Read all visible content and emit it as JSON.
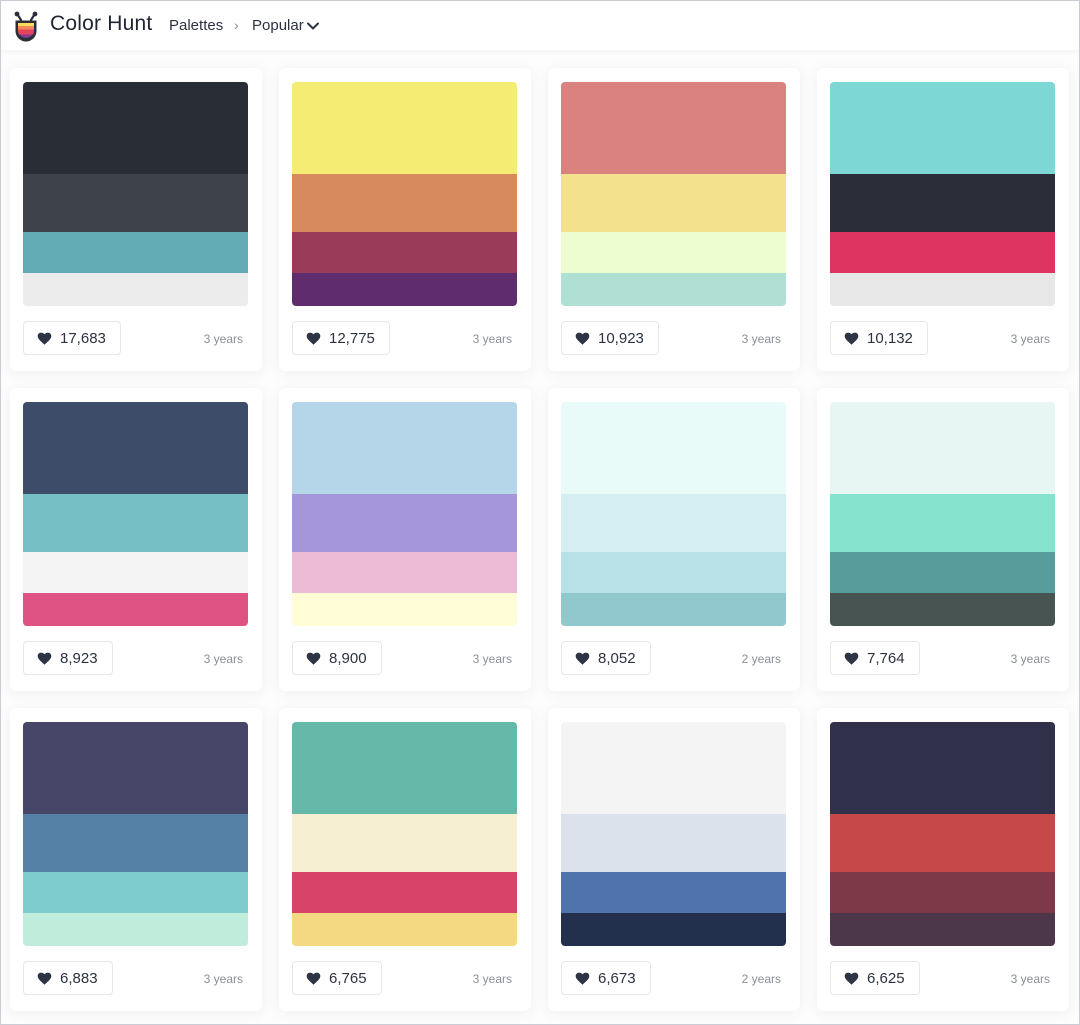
{
  "app": {
    "brand": "Color Hunt",
    "breadcrumb": {
      "root": "Palettes",
      "separator": "›",
      "current": "Popular"
    }
  },
  "palettes": [
    {
      "colors": [
        "#292d36",
        "#3d424b",
        "#62abb4",
        "#ececec"
      ],
      "likes": "17,683",
      "age": "3 years"
    },
    {
      "colors": [
        "#f5ec73",
        "#d88a5f",
        "#9b3b5a",
        "#5f2d6e"
      ],
      "likes": "12,775",
      "age": "3 years"
    },
    {
      "colors": [
        "#d9827f",
        "#f4e18d",
        "#eefdd0",
        "#afe0d3"
      ],
      "likes": "10,923",
      "age": "3 years"
    },
    {
      "colors": [
        "#7dd8d5",
        "#2b2e38",
        "#de3462",
        "#e7e7e7"
      ],
      "likes": "10,132",
      "age": "3 years"
    },
    {
      "colors": [
        "#3d4d69",
        "#76bfc5",
        "#f4f4f4",
        "#df5284"
      ],
      "likes": "8,923",
      "age": "3 years"
    },
    {
      "colors": [
        "#b5d5e8",
        "#a496d9",
        "#ebbad5",
        "#fffcd6"
      ],
      "likes": "8,900",
      "age": "3 years"
    },
    {
      "colors": [
        "#e8fbf9",
        "#d4eef2",
        "#b7e1e7",
        "#91c8cd"
      ],
      "likes": "8,052",
      "age": "2 years"
    },
    {
      "colors": [
        "#e7f6f2",
        "#86e3cd",
        "#599c9c",
        "#485451"
      ],
      "likes": "7,764",
      "age": "3 years"
    },
    {
      "colors": [
        "#474669",
        "#5681a6",
        "#7fcccc",
        "#c0ecdc"
      ],
      "likes": "6,883",
      "age": "3 years"
    },
    {
      "colors": [
        "#66b8a8",
        "#f6efd2",
        "#d74369",
        "#f4d982"
      ],
      "likes": "6,765",
      "age": "3 years"
    },
    {
      "colors": [
        "#f4f4f4",
        "#dbe2ec",
        "#5073ad",
        "#23304d"
      ],
      "likes": "6,673",
      "age": "2 years"
    },
    {
      "colors": [
        "#30304b",
        "#c74848",
        "#7e3949",
        "#4c364a"
      ],
      "likes": "6,625",
      "age": "3 years"
    }
  ],
  "icons": {
    "logo": "color-hunt-logo",
    "like": "heart-icon",
    "dropdown": "chevron-down-icon"
  }
}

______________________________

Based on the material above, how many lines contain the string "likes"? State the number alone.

*RESULT OF THIS TASK*. 12